#### WORKING DATA ####
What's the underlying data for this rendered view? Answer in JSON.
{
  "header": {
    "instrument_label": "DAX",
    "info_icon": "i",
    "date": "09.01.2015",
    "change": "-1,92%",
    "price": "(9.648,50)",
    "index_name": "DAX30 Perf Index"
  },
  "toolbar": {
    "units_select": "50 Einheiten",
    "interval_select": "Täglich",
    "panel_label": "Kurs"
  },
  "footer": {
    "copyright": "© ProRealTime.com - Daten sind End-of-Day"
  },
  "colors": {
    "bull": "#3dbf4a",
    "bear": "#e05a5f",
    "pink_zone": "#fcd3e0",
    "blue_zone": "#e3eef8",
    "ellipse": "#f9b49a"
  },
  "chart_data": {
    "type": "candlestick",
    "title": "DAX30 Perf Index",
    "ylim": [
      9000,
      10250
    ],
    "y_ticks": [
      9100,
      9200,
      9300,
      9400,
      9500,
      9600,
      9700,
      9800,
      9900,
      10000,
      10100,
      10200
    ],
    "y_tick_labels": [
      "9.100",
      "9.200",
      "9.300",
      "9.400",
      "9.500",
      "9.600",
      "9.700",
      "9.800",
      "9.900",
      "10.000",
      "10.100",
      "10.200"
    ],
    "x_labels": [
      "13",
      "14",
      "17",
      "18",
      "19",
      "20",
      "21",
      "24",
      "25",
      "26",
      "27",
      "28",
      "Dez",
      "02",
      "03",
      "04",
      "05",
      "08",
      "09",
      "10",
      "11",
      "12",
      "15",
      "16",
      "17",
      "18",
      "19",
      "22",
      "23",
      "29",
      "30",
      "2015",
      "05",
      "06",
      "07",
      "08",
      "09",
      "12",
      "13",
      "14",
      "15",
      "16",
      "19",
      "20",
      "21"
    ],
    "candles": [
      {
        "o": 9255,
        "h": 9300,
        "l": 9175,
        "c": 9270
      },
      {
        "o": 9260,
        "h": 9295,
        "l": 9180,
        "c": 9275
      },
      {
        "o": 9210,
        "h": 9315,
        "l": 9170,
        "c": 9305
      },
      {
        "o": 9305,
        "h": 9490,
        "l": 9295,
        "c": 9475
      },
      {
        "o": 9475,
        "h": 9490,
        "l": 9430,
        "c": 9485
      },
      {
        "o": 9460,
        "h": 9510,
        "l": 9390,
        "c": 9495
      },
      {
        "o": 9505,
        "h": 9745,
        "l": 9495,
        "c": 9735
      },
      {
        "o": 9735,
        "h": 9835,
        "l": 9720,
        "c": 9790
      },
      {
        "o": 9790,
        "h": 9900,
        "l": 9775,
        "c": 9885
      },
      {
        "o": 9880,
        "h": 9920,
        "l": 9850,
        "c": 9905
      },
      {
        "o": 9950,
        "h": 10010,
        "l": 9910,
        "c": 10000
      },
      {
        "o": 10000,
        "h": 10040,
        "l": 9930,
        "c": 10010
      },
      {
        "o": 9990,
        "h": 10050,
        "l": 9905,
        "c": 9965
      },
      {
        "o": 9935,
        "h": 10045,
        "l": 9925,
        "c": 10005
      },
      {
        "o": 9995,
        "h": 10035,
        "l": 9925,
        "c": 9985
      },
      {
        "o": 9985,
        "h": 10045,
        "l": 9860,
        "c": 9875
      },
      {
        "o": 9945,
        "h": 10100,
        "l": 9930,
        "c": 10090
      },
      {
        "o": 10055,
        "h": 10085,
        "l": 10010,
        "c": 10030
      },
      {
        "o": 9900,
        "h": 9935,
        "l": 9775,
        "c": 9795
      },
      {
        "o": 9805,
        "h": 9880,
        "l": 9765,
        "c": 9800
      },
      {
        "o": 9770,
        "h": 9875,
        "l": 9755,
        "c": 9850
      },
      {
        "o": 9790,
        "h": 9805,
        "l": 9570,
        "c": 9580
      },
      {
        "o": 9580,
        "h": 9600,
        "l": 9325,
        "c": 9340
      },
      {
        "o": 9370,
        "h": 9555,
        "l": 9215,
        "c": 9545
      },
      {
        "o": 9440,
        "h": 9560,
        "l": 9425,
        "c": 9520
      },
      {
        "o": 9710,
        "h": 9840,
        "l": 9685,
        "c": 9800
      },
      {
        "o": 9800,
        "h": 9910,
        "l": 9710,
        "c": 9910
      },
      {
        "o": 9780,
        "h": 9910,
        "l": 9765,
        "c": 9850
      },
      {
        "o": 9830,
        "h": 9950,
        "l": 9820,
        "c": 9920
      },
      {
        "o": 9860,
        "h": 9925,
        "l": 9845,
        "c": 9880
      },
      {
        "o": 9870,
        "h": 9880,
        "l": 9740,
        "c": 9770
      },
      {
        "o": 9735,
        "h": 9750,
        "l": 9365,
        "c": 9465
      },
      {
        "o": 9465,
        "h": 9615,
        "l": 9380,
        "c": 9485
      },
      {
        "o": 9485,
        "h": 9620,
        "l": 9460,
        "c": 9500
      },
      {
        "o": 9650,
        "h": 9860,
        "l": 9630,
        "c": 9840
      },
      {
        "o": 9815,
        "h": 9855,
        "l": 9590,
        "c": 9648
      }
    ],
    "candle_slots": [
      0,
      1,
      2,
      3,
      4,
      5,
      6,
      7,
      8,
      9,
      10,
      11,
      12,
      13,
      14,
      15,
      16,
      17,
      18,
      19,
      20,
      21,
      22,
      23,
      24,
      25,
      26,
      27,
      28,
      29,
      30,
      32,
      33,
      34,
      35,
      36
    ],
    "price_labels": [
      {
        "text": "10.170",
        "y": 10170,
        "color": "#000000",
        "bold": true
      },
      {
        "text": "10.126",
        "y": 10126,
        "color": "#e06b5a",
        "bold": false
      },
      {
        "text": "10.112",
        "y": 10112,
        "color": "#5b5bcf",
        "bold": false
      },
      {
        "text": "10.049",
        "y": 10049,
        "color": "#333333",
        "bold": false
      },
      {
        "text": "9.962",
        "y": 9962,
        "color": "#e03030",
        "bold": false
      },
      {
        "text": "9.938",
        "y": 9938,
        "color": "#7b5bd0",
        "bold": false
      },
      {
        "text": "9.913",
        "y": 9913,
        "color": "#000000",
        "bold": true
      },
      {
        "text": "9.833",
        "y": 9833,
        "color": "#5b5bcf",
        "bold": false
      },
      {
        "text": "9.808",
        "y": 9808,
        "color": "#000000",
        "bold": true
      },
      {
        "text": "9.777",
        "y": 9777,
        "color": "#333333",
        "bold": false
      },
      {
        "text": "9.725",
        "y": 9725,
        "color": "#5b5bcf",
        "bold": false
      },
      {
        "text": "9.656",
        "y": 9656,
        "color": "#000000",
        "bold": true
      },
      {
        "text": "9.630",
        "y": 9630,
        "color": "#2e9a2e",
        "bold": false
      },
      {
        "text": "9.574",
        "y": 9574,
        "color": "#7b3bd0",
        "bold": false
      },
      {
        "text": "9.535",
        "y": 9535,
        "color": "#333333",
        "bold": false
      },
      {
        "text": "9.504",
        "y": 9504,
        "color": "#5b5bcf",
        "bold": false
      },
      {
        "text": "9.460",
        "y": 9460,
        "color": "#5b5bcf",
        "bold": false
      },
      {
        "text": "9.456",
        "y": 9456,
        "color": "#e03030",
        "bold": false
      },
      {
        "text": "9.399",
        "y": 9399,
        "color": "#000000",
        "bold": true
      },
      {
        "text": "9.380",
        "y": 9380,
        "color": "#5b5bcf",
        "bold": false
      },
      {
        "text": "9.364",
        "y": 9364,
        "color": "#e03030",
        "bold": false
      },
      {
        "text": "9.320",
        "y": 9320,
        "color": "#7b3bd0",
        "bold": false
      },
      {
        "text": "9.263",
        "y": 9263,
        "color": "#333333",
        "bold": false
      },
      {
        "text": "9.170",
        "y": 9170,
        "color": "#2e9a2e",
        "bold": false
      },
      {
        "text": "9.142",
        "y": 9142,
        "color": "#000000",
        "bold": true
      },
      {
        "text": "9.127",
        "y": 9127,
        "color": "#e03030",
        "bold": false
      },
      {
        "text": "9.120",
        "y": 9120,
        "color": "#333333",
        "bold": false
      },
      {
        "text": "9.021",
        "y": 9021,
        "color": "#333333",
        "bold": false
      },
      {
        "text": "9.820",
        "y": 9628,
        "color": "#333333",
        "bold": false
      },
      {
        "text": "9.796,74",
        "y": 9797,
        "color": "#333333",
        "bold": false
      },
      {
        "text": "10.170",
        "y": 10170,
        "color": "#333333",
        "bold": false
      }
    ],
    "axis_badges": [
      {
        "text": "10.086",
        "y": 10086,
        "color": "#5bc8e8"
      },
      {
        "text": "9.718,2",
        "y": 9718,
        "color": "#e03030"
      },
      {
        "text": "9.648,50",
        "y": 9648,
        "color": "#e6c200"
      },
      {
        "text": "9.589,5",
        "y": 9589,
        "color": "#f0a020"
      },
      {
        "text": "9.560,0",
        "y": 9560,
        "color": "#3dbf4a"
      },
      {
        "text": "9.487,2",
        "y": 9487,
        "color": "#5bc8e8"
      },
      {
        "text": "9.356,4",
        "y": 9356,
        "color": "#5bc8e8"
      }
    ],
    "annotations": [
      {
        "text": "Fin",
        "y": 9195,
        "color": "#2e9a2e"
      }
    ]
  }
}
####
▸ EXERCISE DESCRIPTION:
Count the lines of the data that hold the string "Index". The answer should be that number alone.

▸ OUTPUT FOR THIS EXERCISE:
2